  • Used machinery from any country must have a certificate proving it has undergone thorough cleaning and treatment before arrival in New Zealand. There must be evidence the machinery was disassembled for cleaning. It must also arrive with a sticker showing how and when it was treated.
  • MPI can approve alternative treatments, but only if there is proof they can produce the same outcome as the approved methods.

Source:  Ministry for Primary Industries

MPI welcomes Crown appeal in Psa biosecurity case

A notice of appeal has been filed in the Court of Appeal against the High Court’s decision in the Psa litigation.
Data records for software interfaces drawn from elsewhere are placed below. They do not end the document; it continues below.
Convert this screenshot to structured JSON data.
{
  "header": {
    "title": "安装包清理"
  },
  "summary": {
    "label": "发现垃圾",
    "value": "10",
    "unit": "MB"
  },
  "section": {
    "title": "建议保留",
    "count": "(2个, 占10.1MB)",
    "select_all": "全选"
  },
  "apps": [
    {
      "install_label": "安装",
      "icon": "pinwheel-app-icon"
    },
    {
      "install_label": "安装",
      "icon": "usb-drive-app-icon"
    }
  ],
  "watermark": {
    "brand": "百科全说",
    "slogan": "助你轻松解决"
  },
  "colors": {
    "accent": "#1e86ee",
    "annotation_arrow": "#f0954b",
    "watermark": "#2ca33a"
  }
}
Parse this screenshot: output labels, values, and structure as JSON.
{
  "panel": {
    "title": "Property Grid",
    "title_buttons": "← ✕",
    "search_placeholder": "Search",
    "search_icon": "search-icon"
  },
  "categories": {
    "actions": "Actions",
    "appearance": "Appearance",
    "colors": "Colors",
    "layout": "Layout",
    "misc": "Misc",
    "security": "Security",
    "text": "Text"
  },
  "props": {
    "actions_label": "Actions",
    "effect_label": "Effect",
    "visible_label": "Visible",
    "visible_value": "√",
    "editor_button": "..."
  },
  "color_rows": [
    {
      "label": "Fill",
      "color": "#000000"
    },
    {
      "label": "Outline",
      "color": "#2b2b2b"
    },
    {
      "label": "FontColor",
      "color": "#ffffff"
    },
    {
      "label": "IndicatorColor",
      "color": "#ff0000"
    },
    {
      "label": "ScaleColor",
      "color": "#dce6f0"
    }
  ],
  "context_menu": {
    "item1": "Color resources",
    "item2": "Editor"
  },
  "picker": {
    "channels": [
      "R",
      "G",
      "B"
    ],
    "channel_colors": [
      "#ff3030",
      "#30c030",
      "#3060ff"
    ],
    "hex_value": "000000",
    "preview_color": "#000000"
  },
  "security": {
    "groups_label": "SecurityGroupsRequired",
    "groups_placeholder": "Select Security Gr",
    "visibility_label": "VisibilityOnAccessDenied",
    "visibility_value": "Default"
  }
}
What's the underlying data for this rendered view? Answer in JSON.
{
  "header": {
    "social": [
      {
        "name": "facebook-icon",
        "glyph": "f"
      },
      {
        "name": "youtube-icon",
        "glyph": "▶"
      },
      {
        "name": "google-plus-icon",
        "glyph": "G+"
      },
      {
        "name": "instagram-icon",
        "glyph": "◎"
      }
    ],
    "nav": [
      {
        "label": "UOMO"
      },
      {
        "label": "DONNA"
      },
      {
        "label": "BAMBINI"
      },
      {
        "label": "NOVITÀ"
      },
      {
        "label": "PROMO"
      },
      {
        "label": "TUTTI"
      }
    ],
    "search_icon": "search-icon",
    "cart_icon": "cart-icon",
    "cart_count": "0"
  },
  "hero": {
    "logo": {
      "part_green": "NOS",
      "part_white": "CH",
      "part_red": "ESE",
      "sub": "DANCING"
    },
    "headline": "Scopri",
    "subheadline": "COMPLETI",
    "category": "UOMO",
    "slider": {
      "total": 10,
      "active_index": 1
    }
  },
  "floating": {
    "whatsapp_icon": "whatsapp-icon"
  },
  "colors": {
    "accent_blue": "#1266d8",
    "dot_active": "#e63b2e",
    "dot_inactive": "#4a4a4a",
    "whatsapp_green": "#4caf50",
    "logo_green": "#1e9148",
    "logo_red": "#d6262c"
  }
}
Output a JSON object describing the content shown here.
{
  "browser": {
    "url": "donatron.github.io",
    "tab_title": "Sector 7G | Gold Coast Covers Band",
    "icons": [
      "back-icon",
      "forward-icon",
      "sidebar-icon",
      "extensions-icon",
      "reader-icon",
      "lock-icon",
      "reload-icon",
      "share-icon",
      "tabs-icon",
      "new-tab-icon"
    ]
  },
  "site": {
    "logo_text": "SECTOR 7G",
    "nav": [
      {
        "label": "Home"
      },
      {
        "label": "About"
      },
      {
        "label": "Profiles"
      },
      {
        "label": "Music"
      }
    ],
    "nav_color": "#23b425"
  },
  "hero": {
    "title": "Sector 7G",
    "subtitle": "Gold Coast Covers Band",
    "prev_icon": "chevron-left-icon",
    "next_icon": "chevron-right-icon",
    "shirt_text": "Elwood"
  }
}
The Crown appeal seeks to clarify the scope for government regulators to be sued in negligence.

A group of kiwifruit growers and post-harvest operators sued the Crown for what they allege is negligence in allowing the bacterial kiwifruit vine disease Psa-V into the country in 2010.

The Kiwifruit Claim group represents 212 growers.

PSA, a vine-killing disease, is estimated to have cost the industry close to $900m.

The Ministry for Primary Industries (MPI) does not accept the allegations and is defending the litigation.

The ministry notes that the High Court’s decision traverses events dating back 12 years, pre-dating the establishment of the ministry.

The ministry says it has confidence in the current biosecurity system and its continued robustness and says NZ enjoys a high level of freedom from the most damaging pests and diseases as a result of the diligent actions of MPI officers, importers and others.

In a statement issued today the ministry says:

“No biosecurity system in the world can prevent every pest incursion from happening, which is why our ability to manage risk offshore and respond to incursions if they occur are critical parts of the biosecurity system. A strong biosecurity system needs government, importers, industry and the public actively participating and acting to identify and manage risk.

“The ministry considers the High Court finding has the potential to significantly impact on the ministry’s biosecurity operations.  MPI takes its biosecurity responsibilities seriously, and while the decision is being appealed, it must still be applied in the interim. The impact of this for importers and others will be delays in decision-making.”

Because the matter will go before the Court of Appeal, it will be making no further comment.

More background on the case HERE.

Source:  Ministry for Primary Industries